In the wake of Wall Street Journal 's startling allegation against Prime Minister Najib Abdul Razak, aspersion is being cast on the publication's credibility.
A posting in the 'Friends of BN' Facebook noted while WSJ is well-known internationally, the daily has been sued numerous times, including by Singapore, for "slander".
"So can WSJ be believed? Where is WSJ 's credibility if they are often sued but never tire of peddling false news," read the post.
Media mendedahkan kes rasuah atau salah laku dalam pentadbiran, adalah perkara yang baik namun sekiranya media tersebut...
The post added that while it is commendable for the media to expose corruption and wrongdoings in the government, it should not base its reports on false and unverified sources.
Otherwise, it added, the report becomes a malicious fabrication.
"Unfortunately there are certain quarters who use the media to topple others through fabrication," it said.
The posting was accompanied by an image ( photo ), showing reports on WSJ being embroiled in legal battles.
In another post, 'Friends of BN' pointed out a mistake in the spelling of Najib's name on a chart illustrating the flow of money into the PM's bank account published by whistleblower website Sarawak Report.
It subsequently cast aspersions on the accuracy of the expose given that Sarawak Report couldn't get Najib's name right ( photo below ).
Some of the responses saw other Facebook users calling on Najib to sue the WSJ if the report is erroneous.
A similar tone was also taken by ministers, such as Abdul Rahman Dahlan and Khairy Jamaluddin, to defend their boss against the claims made in the report.
Abdul Rahman, who oversees the housing, local government and urban well-being portfolio, questioned the veracity of the allegations based on the disclosure by an unnamed Malaysian investigator.

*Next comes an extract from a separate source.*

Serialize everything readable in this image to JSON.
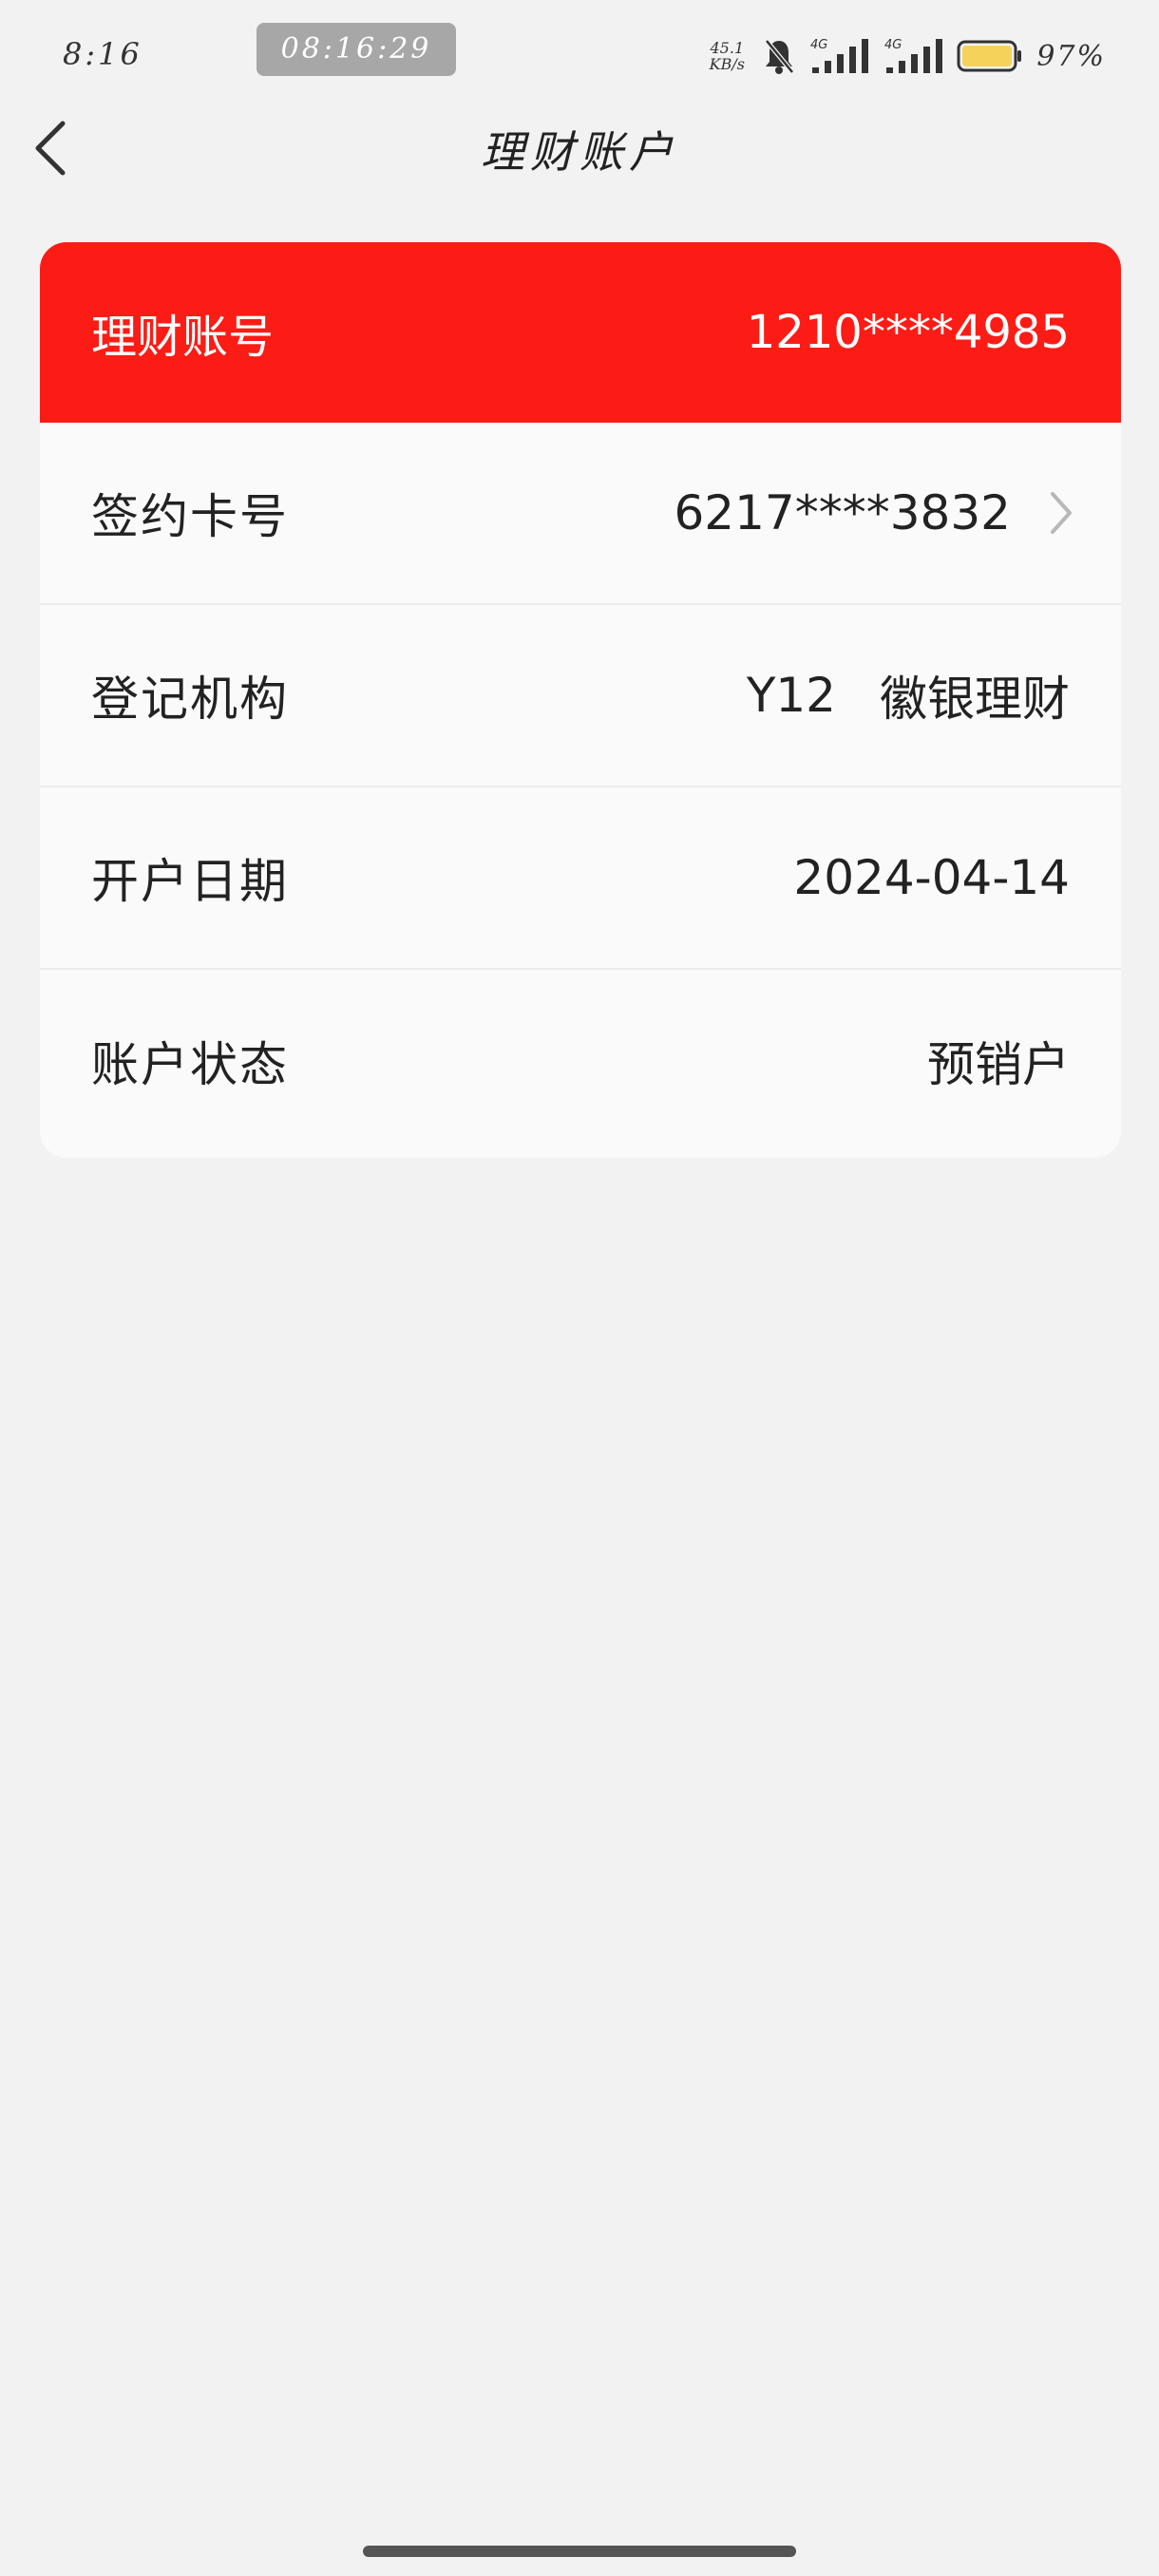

Similarly, Khairy, who is youth and sports minister, said WSJ 's report cannot be accepted as it did not contain concrete evidence or documents.
WSJ had claimed that US$700 million of 1MDB's funds had been transferred into bank accounts purportedly belonging to the prime minister.
Both 1MDB and the Prime Minister's Office denied this, with the latter describing the report as part of an attempt to sabotage Najib.
The report sparked off calls for investigations against the prime minister and for him to go on leave.
Malaysiakini sent queries to a WSJ spokesperson on the report but was told that information cannot be revealed in order to protect the source.
Currently, 1MDB is being probed by Bank Negara, the audit department, Public Accounts Committee (PAC).